→ What needs to be done
Go through the data below line by line and count those containing the word "value". Reply with the count only.

Dataset rows describing interfaces:
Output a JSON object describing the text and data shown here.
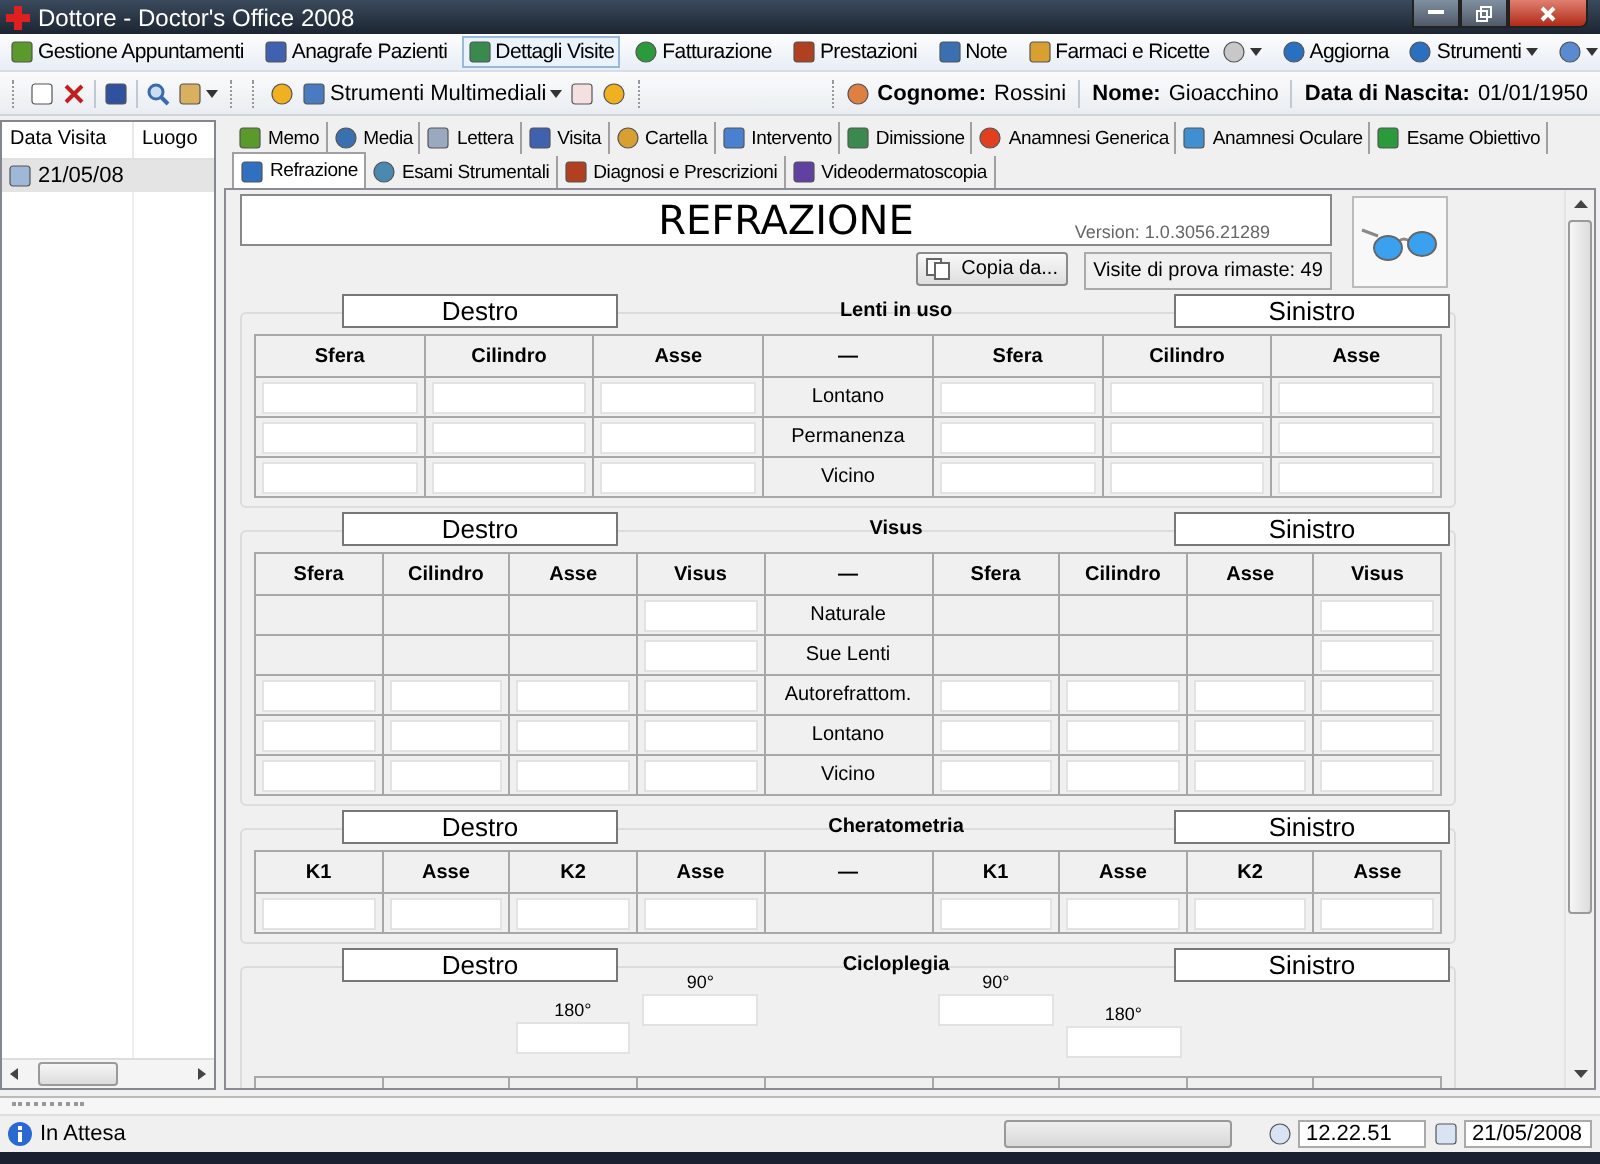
{
  "window": {
    "title": "Dottore - Doctor's Office 2008"
  },
  "menu": {
    "items": [
      {
        "label": "Gestione Appuntamenti",
        "selected": false
      },
      {
        "label": "Anagrafe Pazienti",
        "selected": false
      },
      {
        "label": "Dettagli Visite",
        "selected": true
      },
      {
        "label": "Fatturazione",
        "selected": false
      },
      {
        "label": "Prestazioni",
        "selected": false
      },
      {
        "label": "Note",
        "selected": false
      },
      {
        "label": "Farmaci e Ricette",
        "selected": false
      }
    ],
    "right_items": [
      {
        "label": "Aggiorna",
        "dropdown": false
      },
      {
        "label": "Strumenti",
        "dropdown": true
      }
    ]
  },
  "toolbar": {
    "multimedia": "Strumenti Multimediali"
  },
  "patient": [
    {
      "label": "Cognome:",
      "value": "Rossini"
    },
    {
      "label": "Nome:",
      "value": "Gioacchino"
    },
    {
      "label": "Data di Nascita:",
      "value": "01/01/1950"
    }
  ],
  "visits_list": {
    "columns": [
      "Data Visita",
      "Luogo"
    ],
    "rows": [
      {
        "date": "21/05/08",
        "selected": true
      }
    ]
  },
  "tab_rows": [
    {
      "tabs": [
        {
          "label": "Memo",
          "selected": false
        },
        {
          "label": "Media",
          "selected": false
        },
        {
          "label": "Lettera",
          "selected": false
        },
        {
          "label": "Visita",
          "selected": false
        },
        {
          "label": "Cartella",
          "selected": false
        },
        {
          "label": "Intervento",
          "selected": false
        },
        {
          "label": "Dimissione",
          "selected": false
        },
        {
          "label": "Anamnesi Generica",
          "selected": false
        },
        {
          "label": "Anamnesi Oculare",
          "selected": false
        },
        {
          "label": "Esame Obiettivo",
          "selected": false
        }
      ]
    },
    {
      "tabs": [
        {
          "label": "Refrazione",
          "selected": true
        },
        {
          "label": "Esami Strumentali",
          "selected": false
        },
        {
          "label": "Diagnosi e Prescrizioni",
          "selected": false
        },
        {
          "label": "Videodermatoscopia",
          "selected": false
        }
      ]
    }
  ],
  "panel": {
    "title": "REFRAZIONE",
    "version": "Version: 1.0.3056.21289",
    "copy_button": "Copia da...",
    "trial_visits": "Visite di prova rimaste: 49"
  },
  "sections": [
    {
      "title": "Lenti in uso",
      "left_label": "Destro",
      "right_label": "Sinistro",
      "left_columns": [
        "Sfera",
        "Cilindro",
        "Asse"
      ],
      "middle_column": "—",
      "right_columns": [
        "Sfera",
        "Cilindro",
        "Asse"
      ],
      "rows": [
        {
          "label": "Lontano",
          "left_fields": [
            true,
            true,
            true
          ],
          "right_fields": [
            true,
            true,
            true
          ]
        },
        {
          "label": "Permanenza",
          "left_fields": [
            true,
            true,
            true
          ],
          "right_fields": [
            true,
            true,
            true
          ]
        },
        {
          "label": "Vicino",
          "left_fields": [
            true,
            true,
            true
          ],
          "right_fields": [
            true,
            true,
            true
          ]
        }
      ]
    },
    {
      "title": "Visus",
      "left_label": "Destro",
      "right_label": "Sinistro",
      "left_columns": [
        "Sfera",
        "Cilindro",
        "Asse",
        "Visus"
      ],
      "middle_column": "—",
      "right_columns": [
        "Sfera",
        "Cilindro",
        "Asse",
        "Visus"
      ],
      "rows": [
        {
          "label": "Naturale",
          "left_fields": [
            false,
            false,
            false,
            true
          ],
          "right_fields": [
            false,
            false,
            false,
            true
          ]
        },
        {
          "label": "Sue Lenti",
          "left_fields": [
            false,
            false,
            false,
            true
          ],
          "right_fields": [
            false,
            false,
            false,
            true
          ]
        },
        {
          "label": "Autorefrattom.",
          "left_fields": [
            true,
            true,
            true,
            true
          ],
          "right_fields": [
            true,
            true,
            true,
            true
          ]
        },
        {
          "label": "Lontano",
          "left_fields": [
            true,
            true,
            true,
            true
          ],
          "right_fields": [
            true,
            true,
            true,
            true
          ]
        },
        {
          "label": "Vicino",
          "left_fields": [
            true,
            true,
            true,
            true
          ],
          "right_fields": [
            true,
            true,
            true,
            true
          ]
        }
      ]
    },
    {
      "title": "Cheratometria",
      "left_label": "Destro",
      "right_label": "Sinistro",
      "left_columns": [
        "K1",
        "Asse",
        "K2",
        "Asse"
      ],
      "middle_column": "—",
      "right_columns": [
        "K1",
        "Asse",
        "K2",
        "Asse"
      ],
      "rows": [
        {
          "left_fields": [
            true,
            true,
            true,
            true
          ],
          "right_fields": [
            true,
            true,
            true,
            true
          ]
        }
      ]
    }
  ],
  "cycloplegia": {
    "title": "Cicloplegia",
    "left_label": "Destro",
    "right_label": "Sinistro",
    "left_axes": [
      "180°",
      "90°"
    ],
    "right_axes": [
      "90°",
      "180°"
    ]
  },
  "status": {
    "text": "In Attesa",
    "progress": {
      "level": 0
    },
    "time": "12.22.51",
    "date": "21/05/2008"
  }
}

→ Answer to the exercise
3